Wow! Two days of fun on a university campus. Who knew that could happen?
I came to this event, designed and sponsored by and for state university/college folks, as a kind of insider/outsider. The outsider is because I teach at a for-profit university. The insider is because I have known several of the organizers/speakers through ds106. I was glad to be a part of the event, and have quite a bit to take back to my own practice and to share with others.
I’ll summarize the high points by listing many of the bullets and phrases that ended up in my notebook as I attended the sessions Tuesday. Forgive me if they are misquoted or misattributed; such is the nature of open student/teacher life.

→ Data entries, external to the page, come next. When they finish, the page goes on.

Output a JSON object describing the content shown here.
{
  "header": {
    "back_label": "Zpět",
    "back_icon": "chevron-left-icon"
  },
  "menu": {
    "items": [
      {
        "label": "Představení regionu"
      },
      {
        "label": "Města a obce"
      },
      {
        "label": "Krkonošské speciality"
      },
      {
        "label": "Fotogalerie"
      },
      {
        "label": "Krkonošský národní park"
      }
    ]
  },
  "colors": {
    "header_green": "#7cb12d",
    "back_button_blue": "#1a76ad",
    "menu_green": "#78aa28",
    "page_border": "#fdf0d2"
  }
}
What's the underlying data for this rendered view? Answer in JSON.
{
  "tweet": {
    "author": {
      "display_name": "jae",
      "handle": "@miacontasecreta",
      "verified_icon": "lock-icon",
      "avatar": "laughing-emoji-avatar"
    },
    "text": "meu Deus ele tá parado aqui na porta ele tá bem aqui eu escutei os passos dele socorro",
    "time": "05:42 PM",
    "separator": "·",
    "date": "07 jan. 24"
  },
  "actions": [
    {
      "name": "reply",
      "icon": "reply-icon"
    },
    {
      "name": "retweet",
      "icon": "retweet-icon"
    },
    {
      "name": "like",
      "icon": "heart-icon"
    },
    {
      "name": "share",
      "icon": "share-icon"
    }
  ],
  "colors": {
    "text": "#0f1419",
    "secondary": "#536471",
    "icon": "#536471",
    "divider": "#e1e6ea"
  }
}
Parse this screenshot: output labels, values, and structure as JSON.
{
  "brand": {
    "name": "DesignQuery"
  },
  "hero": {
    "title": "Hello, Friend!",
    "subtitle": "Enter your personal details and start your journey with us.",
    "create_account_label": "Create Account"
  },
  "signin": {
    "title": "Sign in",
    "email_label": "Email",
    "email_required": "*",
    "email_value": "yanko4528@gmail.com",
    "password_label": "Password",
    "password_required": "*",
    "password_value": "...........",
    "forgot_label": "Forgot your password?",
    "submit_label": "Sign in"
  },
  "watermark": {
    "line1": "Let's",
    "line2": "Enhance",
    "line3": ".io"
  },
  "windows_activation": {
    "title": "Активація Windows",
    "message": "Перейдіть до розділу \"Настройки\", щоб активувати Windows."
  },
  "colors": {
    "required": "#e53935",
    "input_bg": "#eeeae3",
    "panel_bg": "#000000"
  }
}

Andrew Feldstein on Open Textbooks and Digital Content :
An iPad (or other device) is not a book; it’s a problem to try to make it look/work like a book! This is a place to use as a jumping off- point, to start exploration, to find information on one’s own. [I am tasked with developing an iBook about fiber optic technology. How can I break the iBook mold so it doesn’t look/work like a book? How can I make it so it is a jumping-off point, from which knowledge and understanding can be built?]
Tom Woodward on an Open Definition of OER:
A big house with lots of rooms.
Search for links and items to include proactively, not reactively
A list of tools to be found online, including: gapminder, manyminds, google fusion tables, shorpy, fresh photons. [all to be explored later]
Gardner Campbell on Wisdom as a Learning Outcome:
School is a technology that facilitates learning.
Thinking, Fast and Slow, by Daniel Kahneman:
System 1: Got it! Thinking fast, automatic, can’t help it
System 2: hmmmm. Thinking slow.
To stimulate system 2, ask a hard question about a complex matter.
Metaphors are keys to making your system 2 work.
Quote from Robert Browning “Fra Lippo Lippi” [look up later]
Wicked problems, extremely complex, perhaps unsolvable.
Tom Geary on Digital Storytelling:
Multimodal assignments, as long as it’s digital
Transduction from one mode to another
Inquiries about larger issues
Panel on A Domain of One’s Own:
The Digital Scholar, by Martin Weller [to read later]
Owning a digital identity.
And there are a lot of other notes, people, writings, etc noted down to look up later, that came up in conversations.
And that is the approximate total of my note-taking! Not even anything from Minding the Future. But there was so much more! The ruminating is beginning.
Now the fun times, the personal times, the personal fun times: ds106 people everywhere! If I was an outsider, at least I was in my home state. But Scott Lockman (@scottlo) came from the Kingdom of Saudi Arabia. Andrew Forgrave (@aforgrave) came from Ontario, Canada. Paul Bond (@phb256) came from Pennsylvania. The speakers came from out-of-state, too, but think of Alan Levine (@cogdog) stopping off here between Alaska and Puerto Rico. And Talky Tina (@IAmTalkyTina) came in from who-knows-where, I think stowed away on an interstate truck. Tom Woodward (@twoodwar) came from elsewhere in Virginia. As did Melanie Barker (@indieschoollib). There were others that seemed somehow involved in ds106, but I can’t be expected to remember everyone… I learned that no one looks like their Twitter avatar.
As visitors and not organizers or presenters, Andrew, Scott, and I enjoyed some time together. You guys have my respect for all you do, and instant friendship for who you are. And your respective work is inspirational to me. God bless you both.
With ds106, how can I not also think of everyone at UMW’s DTLT and associated folks: Jim Groom, Martha Burtis, Tim Owens, Ryan Brazell, Andy Rush, Robin Smail. Visiting them in the makerspace was fine, but I missed seeing the ds106tv couch and green screen.
In the world of ds106radio, I was glad to have dinner alone with Scottlo, after Andy Forgrave found the wrong restaurant. Many upcoming project possibilities, so stay tuned to his frequency. And we shared a bit of our lives. He inspires me to up the ante on my own future possibilities.
I wanted to spend more time with Alan, but that will happen in the future. No doubt.
And last but not least, a shout of thanks to Jim Groom for his encouragement and open-handed generosity. It was nice to see your workplace, nicer to see your home, even nicer to meet your family. Peace, Bro.